By Steve Jagler Special to Published Jul 29, 2009 at 2:25 PM



The Wisconsin Business Council (WBC) is a new organization formed to work with citizens and policy-makers to develop a pro-business, pro-employment agenda that makes Wisconsin a better place to start a business, expand a company and find exceptional investment opportunities.

You might think such an organization would be redundant. After all, isn't that the job of the Wisconsin Manufacturers & Commerce (WMC)?

In reality, the WMC has narrowed its agenda to fighting taxes, loosening regulations, spending millions of dollars to elect conservative politicians and serving as a counterweight to the Wisconsin Education Association Council (WEAC), otherwise known as the teachers union.

The WMC also has become the loudest critic of Wisconsin as a place to do business.

The direction of the WMC prompted some of its board members to abandon the organization in recent years and created the need for a new organization of business people devoted to developing and promoting the state's business climate from a quality-of-life perspective. Enter the WBC.

The WBC is off to an impressive start with an all-star board of directors: chairman

Scott VanderSanden, president, AT&T Wisconsin; secretary and general counsel Patrick Farley, partner, Axley Brynelson; Tom Cardella, Eastern Division president, MillerCoors; Joe Fazio, chief executive officer, Commerce State Bank; William Johnson Jr., president, Johnson Timber Corp.; Marc Marotta, partner, Foley and Lardner; Steve Martenet, president, Anthem Blue Cross Blue Shield; Phillip Prange, president, Wisconsin Business Council; Mark Rose, CEO, Discover Mediaworks; Randy Satterfield, vice president, American Transmission Co.; Paul Senty, vice president, Park Bank (of Madison); Neal Verfuerth, president, Orion Energy Systems; and Jim Villa, president, Commercial Association of Realtors Wisconsin (CARW).

And then check out the WBC's advisory board: Michael Cudahy, philanthropist and founder, Marquette Electronics; William Ryan Drew, executive director, Milwaukee County Research Park Corp.; William "Butch" Johnson, CEO, Johnson Timber; James Klauser, retired senior vice president, Wisconsin Energy Corp.; Michael Knetter, dean, University of Wisconsin School of Business; Fred Luber, CEO and chairman, Super Steel Products Corp.; and James Senty president, Midwest Natural Gas and chairman, Park Bank (of Madison).

I spoke with several members of the new WBC board who told me they were attracted to the nonpartisan mission of the organization to work in a holistic way to make Wisconsin a better place to do business, work and play.
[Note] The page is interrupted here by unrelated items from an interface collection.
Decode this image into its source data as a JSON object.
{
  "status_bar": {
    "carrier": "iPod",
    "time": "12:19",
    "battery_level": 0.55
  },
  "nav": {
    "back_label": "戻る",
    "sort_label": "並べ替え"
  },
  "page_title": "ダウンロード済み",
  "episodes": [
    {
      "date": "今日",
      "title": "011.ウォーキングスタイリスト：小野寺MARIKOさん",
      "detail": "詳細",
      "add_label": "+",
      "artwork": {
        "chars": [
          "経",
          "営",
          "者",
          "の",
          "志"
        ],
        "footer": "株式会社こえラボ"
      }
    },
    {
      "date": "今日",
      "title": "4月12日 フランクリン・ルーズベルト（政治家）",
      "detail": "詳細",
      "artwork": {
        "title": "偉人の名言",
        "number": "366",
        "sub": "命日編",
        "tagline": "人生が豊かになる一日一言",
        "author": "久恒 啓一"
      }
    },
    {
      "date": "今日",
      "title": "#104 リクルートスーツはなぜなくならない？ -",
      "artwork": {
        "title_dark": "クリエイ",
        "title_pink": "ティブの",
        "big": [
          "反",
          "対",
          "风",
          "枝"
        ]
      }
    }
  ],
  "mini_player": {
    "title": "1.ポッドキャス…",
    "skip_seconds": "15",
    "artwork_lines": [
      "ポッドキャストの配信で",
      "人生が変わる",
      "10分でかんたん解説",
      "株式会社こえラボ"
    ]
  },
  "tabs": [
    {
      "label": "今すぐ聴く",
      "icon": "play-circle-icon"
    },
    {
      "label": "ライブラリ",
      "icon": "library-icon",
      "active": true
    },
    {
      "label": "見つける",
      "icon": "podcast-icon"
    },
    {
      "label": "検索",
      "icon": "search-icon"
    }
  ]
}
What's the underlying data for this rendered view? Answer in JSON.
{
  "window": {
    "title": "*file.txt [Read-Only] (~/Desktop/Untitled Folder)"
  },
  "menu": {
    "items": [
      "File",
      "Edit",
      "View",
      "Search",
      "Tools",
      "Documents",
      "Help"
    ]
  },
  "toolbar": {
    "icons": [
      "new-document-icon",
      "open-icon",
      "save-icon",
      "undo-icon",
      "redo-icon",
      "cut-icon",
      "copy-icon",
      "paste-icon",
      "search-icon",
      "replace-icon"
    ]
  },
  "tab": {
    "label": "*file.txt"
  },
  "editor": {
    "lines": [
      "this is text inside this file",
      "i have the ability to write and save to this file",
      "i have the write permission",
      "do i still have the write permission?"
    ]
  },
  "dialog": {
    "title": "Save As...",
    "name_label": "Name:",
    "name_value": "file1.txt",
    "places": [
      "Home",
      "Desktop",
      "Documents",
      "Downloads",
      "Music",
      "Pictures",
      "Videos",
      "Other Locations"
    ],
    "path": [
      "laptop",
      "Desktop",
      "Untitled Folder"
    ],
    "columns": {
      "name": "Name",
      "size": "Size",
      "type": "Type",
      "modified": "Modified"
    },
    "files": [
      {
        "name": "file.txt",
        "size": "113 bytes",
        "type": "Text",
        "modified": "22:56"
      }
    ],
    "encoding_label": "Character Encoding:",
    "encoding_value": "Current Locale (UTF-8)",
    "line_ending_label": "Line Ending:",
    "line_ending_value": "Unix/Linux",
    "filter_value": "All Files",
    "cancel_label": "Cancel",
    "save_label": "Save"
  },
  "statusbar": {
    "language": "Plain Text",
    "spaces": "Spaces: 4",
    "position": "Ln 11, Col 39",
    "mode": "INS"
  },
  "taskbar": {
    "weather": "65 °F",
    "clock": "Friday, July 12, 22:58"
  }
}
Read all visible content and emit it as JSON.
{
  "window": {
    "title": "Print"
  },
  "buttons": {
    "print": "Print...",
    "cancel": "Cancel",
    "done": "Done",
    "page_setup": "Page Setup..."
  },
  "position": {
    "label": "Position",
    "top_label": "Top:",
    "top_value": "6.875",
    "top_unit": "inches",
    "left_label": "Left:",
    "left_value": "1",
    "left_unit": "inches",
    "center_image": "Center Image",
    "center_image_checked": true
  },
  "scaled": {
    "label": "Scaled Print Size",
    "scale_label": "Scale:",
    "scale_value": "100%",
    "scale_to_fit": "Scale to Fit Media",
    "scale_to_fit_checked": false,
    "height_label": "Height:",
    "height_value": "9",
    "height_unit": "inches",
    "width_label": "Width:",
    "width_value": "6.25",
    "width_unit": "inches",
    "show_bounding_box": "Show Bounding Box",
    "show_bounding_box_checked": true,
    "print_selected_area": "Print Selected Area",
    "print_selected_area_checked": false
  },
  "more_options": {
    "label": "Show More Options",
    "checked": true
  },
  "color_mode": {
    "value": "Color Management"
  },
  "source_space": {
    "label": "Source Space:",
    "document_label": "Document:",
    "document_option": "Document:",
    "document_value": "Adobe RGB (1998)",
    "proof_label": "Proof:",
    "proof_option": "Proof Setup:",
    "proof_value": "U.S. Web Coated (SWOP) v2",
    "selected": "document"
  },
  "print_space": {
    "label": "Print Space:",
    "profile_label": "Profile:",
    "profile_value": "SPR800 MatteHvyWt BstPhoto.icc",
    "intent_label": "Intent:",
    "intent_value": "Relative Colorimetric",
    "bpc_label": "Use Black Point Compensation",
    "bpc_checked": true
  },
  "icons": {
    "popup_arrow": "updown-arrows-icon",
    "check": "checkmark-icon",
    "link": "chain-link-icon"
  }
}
They do not believe Wisconsin's businesses can only thrive at the expense of its educational system, its workforce, its environment or its infrastructure. In fact, our businesses need those things to thrive.

The WBC board has some capable people from both the left (Marotta) and the right (Klauser and Prange) of the political spectrum, and some very bright people in between.

"What was most attractive to me was this was going to be a bipartisan effort," VanderSanden said.

"The Wisconsin Business Council was established because we believe there are mutually beneficial solutions to the challenges we face today. If the current economic downturn has made one thing clear, it's that a flourishing private sector is critical for family-supporting jobs and a robust tax base," said Prange, who also owns the Gateway Ventures consulting firm.

"One thing that attracted us to the organization is that it is bipartisan and it supports businesses, but not to the detriment of the citizens of Wisconsin," Fazio said.

Understand, the WBC has some immediate detractors who have a vested interest in defending the status quo of the "us vs. them" mentality, including one Milwaukee radio host who already is calling on his listeners to boycott the businesses represented on the WBC board.

Whatever. It's time our for state to move on to the 21st century with some new ways of formulating and implementing public policy. Let's go forward, Wisconsin!



Steve Jagler Special to

Steve Jagler is executive editor of BizTimes in Milwaukee and is past president of the Milwaukee Press Club. BizTimes provides news and operational insight for the owners and managers of privately held companies throughout southeastern Wisconsin.

Steve has won several journalism awards as a reporter, a columnist and an editor. He is a graduate of the University of Wisconsin-Milwaukee.

When he is not pursuing the news, Steve enjoys spending time with his wife, Kristi, and their two sons, Justin and James. Steve can be reached at